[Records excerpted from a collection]
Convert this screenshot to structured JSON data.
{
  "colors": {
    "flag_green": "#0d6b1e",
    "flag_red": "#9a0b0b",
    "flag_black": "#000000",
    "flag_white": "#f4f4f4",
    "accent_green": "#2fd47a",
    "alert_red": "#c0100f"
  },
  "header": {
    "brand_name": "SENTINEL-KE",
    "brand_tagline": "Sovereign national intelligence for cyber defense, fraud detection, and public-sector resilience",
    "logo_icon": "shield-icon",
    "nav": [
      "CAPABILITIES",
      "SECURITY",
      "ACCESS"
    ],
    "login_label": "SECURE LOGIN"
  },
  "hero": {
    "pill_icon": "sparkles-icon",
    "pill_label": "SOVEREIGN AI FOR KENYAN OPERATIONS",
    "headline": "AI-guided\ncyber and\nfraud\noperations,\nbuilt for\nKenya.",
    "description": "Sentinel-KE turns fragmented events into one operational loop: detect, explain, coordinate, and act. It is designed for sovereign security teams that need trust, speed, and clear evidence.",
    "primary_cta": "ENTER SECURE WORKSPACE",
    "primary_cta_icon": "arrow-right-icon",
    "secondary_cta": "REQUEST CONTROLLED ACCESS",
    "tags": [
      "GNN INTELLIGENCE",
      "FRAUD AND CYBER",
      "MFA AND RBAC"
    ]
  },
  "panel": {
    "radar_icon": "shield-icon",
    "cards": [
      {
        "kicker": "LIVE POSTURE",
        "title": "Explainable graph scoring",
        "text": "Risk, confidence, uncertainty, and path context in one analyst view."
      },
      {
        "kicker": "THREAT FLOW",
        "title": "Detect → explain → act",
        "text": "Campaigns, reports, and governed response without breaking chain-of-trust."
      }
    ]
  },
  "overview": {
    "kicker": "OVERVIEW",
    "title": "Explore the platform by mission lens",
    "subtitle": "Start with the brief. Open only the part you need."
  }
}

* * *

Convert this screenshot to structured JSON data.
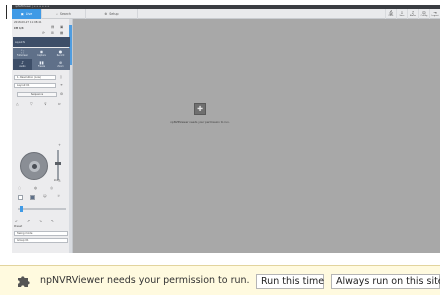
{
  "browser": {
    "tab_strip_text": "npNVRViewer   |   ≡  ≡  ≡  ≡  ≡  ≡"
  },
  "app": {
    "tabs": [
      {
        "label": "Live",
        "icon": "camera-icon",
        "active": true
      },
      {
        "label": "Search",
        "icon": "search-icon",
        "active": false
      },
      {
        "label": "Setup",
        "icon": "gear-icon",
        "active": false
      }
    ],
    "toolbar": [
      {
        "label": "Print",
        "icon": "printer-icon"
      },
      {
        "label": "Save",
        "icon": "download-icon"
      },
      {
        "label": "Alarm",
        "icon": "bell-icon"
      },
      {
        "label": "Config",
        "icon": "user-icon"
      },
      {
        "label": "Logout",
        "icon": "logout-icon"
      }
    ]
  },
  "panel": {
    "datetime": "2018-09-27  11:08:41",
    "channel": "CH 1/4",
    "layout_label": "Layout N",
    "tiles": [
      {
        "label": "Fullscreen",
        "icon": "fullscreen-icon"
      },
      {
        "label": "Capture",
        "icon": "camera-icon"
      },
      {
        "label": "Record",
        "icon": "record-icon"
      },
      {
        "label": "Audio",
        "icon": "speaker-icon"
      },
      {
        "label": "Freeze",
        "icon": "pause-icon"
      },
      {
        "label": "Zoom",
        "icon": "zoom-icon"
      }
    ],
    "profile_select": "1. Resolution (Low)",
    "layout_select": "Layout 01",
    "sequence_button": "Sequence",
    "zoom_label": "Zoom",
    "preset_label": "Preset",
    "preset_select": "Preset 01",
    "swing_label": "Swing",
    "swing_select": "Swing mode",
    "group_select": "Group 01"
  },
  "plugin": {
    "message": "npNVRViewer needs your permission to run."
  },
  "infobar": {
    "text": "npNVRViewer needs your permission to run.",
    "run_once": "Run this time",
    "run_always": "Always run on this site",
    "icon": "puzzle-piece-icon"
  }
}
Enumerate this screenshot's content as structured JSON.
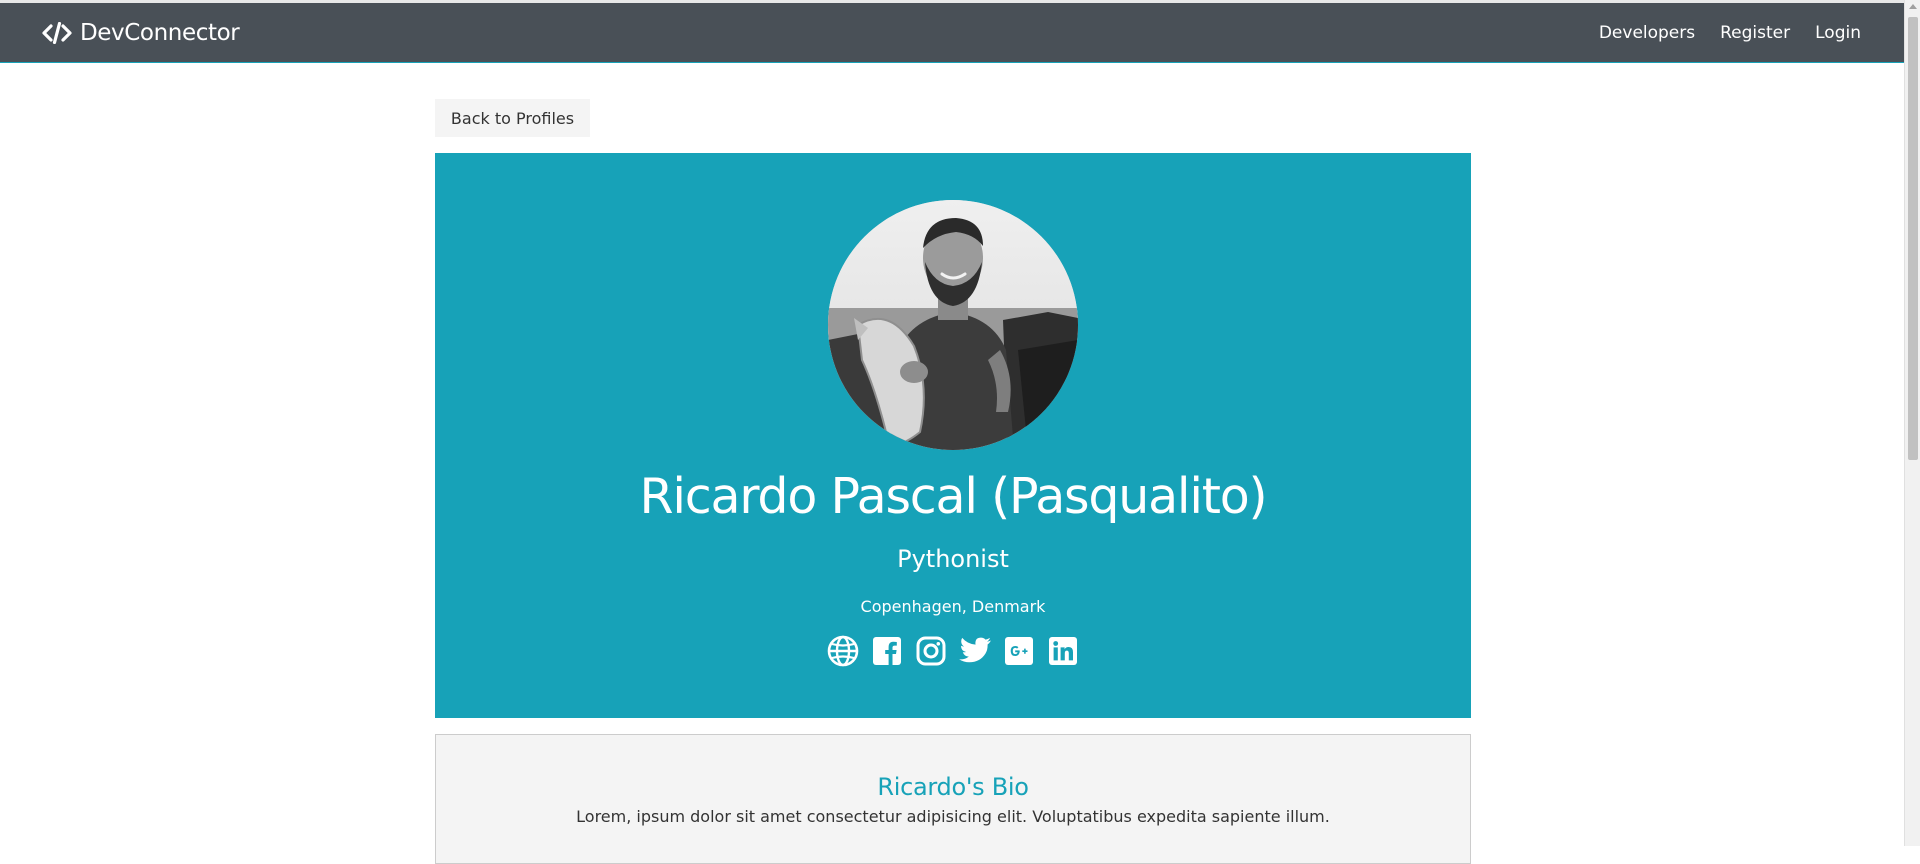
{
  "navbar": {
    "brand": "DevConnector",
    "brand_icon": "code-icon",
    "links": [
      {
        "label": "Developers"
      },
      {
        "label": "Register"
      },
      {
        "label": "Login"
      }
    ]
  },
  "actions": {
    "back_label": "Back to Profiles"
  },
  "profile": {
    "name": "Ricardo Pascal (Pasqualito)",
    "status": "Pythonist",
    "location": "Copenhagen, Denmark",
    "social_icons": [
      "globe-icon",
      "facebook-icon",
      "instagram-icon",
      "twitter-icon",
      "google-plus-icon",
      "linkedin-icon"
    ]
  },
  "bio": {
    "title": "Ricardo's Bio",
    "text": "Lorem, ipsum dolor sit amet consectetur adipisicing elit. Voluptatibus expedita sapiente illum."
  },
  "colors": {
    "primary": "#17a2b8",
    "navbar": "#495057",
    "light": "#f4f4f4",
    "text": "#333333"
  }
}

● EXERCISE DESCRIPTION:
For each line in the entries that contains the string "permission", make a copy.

● RESPONSE:
    "message": "npNVRViewer needs your permission to run."
    "text": "npNVRViewer needs your permission to run.",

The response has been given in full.